the former chief of staff of the House Science Committee. He makes sure the
various science agencies — such as the NIH, the National Science Foundation,
NASA and others — coordinate on issues where they have overlapping
responsibilities.

As head of OSTP, the science adviser also advocates on
issues important to the science community. For example, Goldston said, after
the Sept. 11, 2001, terrorist attacks, when new visa restrictions were put in
place, OSTP was active in trying to limit the barriers those new restrictions
presented to international scientists.

In recent years, though, some critics have charged that the
science adviser’s influence has reached another low under President George W.
Bush, whose adviser, John Marburger, is a well-respected physicist and former
head of Brookhaven National Laboratory. However, he wasn’t appointed until
nearly nine months into the president’s term, and then he was not given the
title “assistant to the president,” as President Clinton’s and
President George H.W. Bush’s science advisers were.

President George W. Bush’s tenure has been marked by
criticism from scientists on issues ranging from stem-cell research to
climate-change policy to political interference with science.

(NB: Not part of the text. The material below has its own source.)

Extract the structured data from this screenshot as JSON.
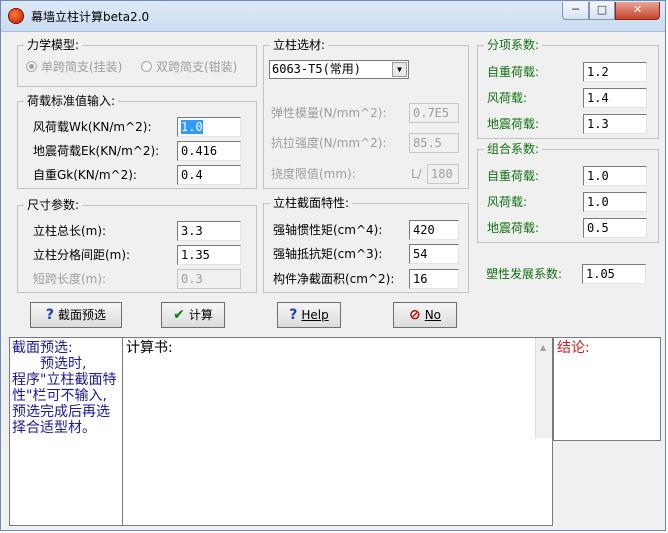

Mr. Obama seemed to refer to that in his speech last week,
when he said that “promoting science … is about ensuring that facts and
evidence are never twisted or obscured by politics or ideology. It’s about
listening to what our scientists have to say, even when it’s inconvenient –
especially when it’s inconvenient.”

In Holdren, Obama has picked someone who has not shied away
from expressing strong opinions on global warming, energy policy and other
topics.

“He’s a little different [from a typical scientist]
because he’s been outspoken, but I think people have always found him rational,
reasonable and well-versed,” Ralph Cicerone, president of the National
Academy of Sciences, told the Boston Globe.

And Al Teich, science and policy programs director at AAAS,
said he believes that Mr. Obama will take full advantage of Holdren’s expertise
in those critical areas.

“Some presidents aren’t very interested, but some are
like vacuum cleaners for information, they want all they can get. One has a
sense that Obama will be one of those,” Teich said.